How frequently to measure content response was also mentioned, with bi-monthly analysis recommended. Other panelists suggested expanding distribution options, such as trying new and different channels on a regular basis in addition to more established marketing channels.
The prevailing thinking was that less mainstream avenues are not as saturated and can reap surprising rewards.
Another panelist circled back to the importance of making sure content is accessible to the sales team at all times. He stressed the importance of sharing valuable content with those on the front line dealing with key decision makers.
“When it comes to measurement, measure earlier and measure more often.
It’s easier to correct your course that way and to rectify problems.”
– Nick Mason, Founder and Chief Technical Officer, Turtl
As it relates to content, what do you feel are your biggest challenges? (select all that apply)
Creating Relevant Content / Timely: 55.3%
Producing Enough: 34.2%
Creating Credible Content: 34.2%
If Content Is King, Video Is \the Queen
For the next polling question, our moderator was not surprised that video topped the list and cited the ongoing popularity of videos today. She noted recent statistics stating that videos are 50 times more likely to be watched than other forms of content and explained how videos have become a central “snackable” part of the content mix.

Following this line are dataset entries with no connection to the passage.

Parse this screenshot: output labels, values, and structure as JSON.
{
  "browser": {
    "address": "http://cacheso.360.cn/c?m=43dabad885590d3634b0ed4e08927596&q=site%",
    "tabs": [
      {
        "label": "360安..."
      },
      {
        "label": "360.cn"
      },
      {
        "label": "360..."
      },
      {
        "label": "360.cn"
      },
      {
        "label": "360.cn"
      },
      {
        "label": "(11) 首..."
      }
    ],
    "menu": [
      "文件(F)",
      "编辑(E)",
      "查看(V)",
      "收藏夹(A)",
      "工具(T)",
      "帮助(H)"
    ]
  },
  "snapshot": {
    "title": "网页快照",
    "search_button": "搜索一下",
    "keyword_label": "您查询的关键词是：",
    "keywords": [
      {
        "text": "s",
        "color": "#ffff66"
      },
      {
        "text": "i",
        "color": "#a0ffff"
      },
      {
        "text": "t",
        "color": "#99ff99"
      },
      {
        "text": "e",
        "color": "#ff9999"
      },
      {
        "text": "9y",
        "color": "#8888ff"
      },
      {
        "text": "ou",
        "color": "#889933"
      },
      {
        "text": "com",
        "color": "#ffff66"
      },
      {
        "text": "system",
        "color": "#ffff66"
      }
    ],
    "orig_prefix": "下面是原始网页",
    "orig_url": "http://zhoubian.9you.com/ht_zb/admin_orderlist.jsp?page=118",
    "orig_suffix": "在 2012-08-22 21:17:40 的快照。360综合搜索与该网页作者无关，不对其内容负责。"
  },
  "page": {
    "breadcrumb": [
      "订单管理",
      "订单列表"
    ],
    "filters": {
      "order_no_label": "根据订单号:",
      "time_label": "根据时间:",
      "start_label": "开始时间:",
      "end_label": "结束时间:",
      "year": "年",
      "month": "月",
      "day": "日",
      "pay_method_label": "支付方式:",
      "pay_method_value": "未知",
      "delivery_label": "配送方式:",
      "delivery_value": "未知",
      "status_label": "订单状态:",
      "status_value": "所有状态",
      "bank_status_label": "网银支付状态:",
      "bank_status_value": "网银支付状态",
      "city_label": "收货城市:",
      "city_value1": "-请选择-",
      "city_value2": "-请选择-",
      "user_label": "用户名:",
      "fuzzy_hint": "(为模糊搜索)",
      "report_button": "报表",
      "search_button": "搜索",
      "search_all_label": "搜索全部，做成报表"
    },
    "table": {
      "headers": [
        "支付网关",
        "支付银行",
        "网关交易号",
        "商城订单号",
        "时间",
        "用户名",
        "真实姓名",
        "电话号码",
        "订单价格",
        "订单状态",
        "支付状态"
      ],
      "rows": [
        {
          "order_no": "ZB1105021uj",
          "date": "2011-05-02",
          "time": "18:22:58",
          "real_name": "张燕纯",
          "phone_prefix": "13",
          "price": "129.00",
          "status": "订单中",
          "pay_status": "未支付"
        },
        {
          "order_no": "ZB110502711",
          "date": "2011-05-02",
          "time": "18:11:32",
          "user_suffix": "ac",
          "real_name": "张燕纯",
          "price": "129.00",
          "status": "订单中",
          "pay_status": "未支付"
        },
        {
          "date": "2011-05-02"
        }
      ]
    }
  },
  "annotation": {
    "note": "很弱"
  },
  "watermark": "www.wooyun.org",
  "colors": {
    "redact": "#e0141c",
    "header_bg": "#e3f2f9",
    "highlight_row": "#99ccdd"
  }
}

Our moderator then asked the panel’s point of view on video content. Their insights are highlighted below:
Video should be high quality and well-executed well or not done at all
Video performs well on mobile and is easily shared
Good writing is critical; consider hiring a professional writer
Your video offering should be your organization’s unique story, succinctly and perfectly told
One panelist shared that her organization worked around the expense of producing videos by broadcasting video question and answer sessions with live panels at events.
This can be a cost-effective yet content-rich way of leveraging video to showcase your organization and its thought leadership.
"Videos are 50 times more likely to be watched than other forms of content"
What type(s) of content marketing do you plan on executing this year?
White papers: 71.4%
Press releases: 66.7%
What's your view?
What type(s) of content do you plan on executing this year?
- White papers
- Press releases
Content Marketing Tips from \the Experts
Another key question posed to the panelists was:
What is your best kept content marketing tip?
- Re-purpose your content and keep it up to date
- Measure your content results early and often
- Leverage social media
- Post multiple times to build traction
- Make sure you are sending your content to the right audience
- Tap your internal team for blogging and content production
- Make content creation part of your organizational culture
“One of our best-kept content marketing tips is to utilize your internal team to publish blogs daily or weekly … make content creation a part of your organizational culture.”
– Ellen Gomes, Senior Content Marketing Manager, Marketo
As the discussion came to a close, Gary Robbins, partner, Frost & Sullivan’s Brand and Demand Solutions, stated that although recent statistics show that approximately 80% of marketers are using and leveraging content, only about 20% are producing a sufficient amount of content to meet the growing demand.
He underscored the challenges that many organizations face in producing relevant and timely content and noted the many forms business content can take including white papers, blogs, videos, case studies and more. He reminded the participants and all marketers of the importance of creating content that stands out in the field, is sticky and relevant and captures the audience’s attention.
Robbins closed by describing various content solutions and strategies, and offered the example of Frost & Sullivan’s interactive white papers, which combine valuable written content with engaging video, no doubt a growing next-generation approach. Finally, he reminded the audience that the ultimate, underlying objective of content marketing is always to drive ROI.